A payments firm once hailed as Europe’s tech success story now stands accused of enabling Russian covert operations through nearly a decade of clandestine collaboration involving its former #2 executive, according to a report by WSJ.
Munich-based Wirecard AG operated digital financial commerce, processing card payments and providing banking services to businesses. After meteoritic growth as an innovative online transactions pioneer, the company was valued higher than major German banks and counted Fortune 500 firms among tens of thousands of customers.
This rapid ascent crashed spectacularly in 2020 upon revelations that $2 billion in cash had vanished from Wirecard’s balance sheet. The firm collapsed into insolvency, executives were charged with fraud, and COO Jan Marsalek disappeared after being tracked to Moscow on falsified documents.
Marsalek is accused of stealing hundreds of millions of dollars from investors.
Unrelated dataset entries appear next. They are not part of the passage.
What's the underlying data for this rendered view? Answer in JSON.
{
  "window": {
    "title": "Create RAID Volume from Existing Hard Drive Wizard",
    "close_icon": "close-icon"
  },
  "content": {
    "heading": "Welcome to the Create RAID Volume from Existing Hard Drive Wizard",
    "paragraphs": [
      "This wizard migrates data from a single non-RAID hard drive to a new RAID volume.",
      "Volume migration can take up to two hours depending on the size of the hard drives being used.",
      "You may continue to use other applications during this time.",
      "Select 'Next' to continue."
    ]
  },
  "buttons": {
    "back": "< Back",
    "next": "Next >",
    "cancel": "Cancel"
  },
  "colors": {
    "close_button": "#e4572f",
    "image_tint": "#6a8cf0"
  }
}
Now investigators in several Western nations allege Wirecard covertly served Russian intelligence for years under Marsalek’s guidance. Western intelligence and security officials allege Marsalek enabled the Russian government to fund covert operations globally while operating as a Russian agent for nearly 10 years.
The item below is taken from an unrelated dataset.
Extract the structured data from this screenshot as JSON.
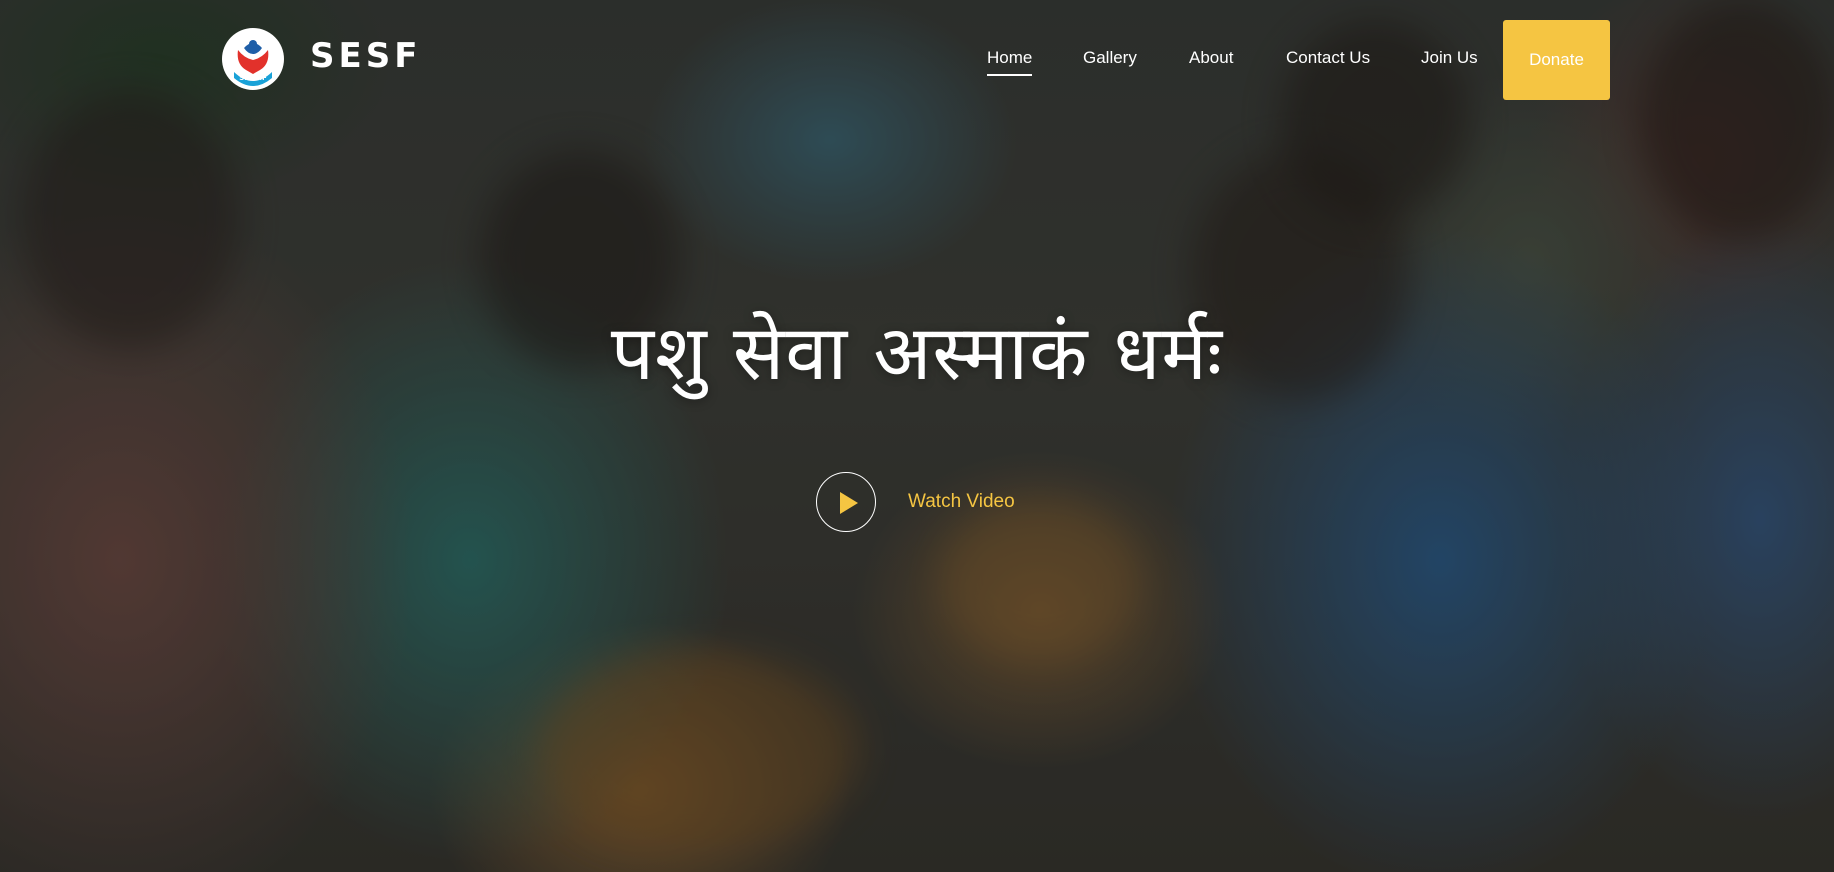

Marsalek vanished after Wirecard claimed in June 2020 that nearly $2 billion was missing from its balance sheet. He fled Austria on a private jet, landing in Belarus before being transported to Moscow where he obtained a Russian passport under an alias, officials say.
British prosecutors allege Marsalek directed a ring of five alleged Russian spies based in the UK between 2020 and 2023. The group allegedly gathered information to assist Russian kidnapping attempts across Europe. Officials say Marsalek acted as an intermediary between the spies and Russian intelligence services.
Marsalek also reportedly helped Russian military intelligence agency GRU and foreign intelligence service SVR pay intelligence officers and informants. Western officials say he enabled money transfers to conflict zones in the Middle East and Africa.
Marsalek has also assisted the mercenary group Wagner, led by the late warlord Yevgeny Prigozhin, and is now involved in the reconfiguration of Progozhin’s business empire in Africa on behalf of Russian officials, WSJ writes, citing Western Intelligence.
According to the report, Marsalek provided financial services through Wirecard to Russian operatives, shifting funds between Europe and conflict zones.
Two unnamed former Marsalek associates said he claimed to work for Russian and Western intelligence agencies.
Additionally, German security services including foreign intelligence agency BND admitted using Wirecard for clandestine activities. Officials say this provided Marsalek access to monitor agents’ purchases and movements, information he may have passed to Russia. However, German officials downplay potential impacts, claiming agents’ real identities weren’t compromised.
Marsalek remains one of the world’s most wanted fugitives. Despite allegations of spying, German prosecutors maintain focus on investigating the fraud accusations surrounding Wirecard’s collapse. Marsalek’s lawyer did not respond to media requests for comment.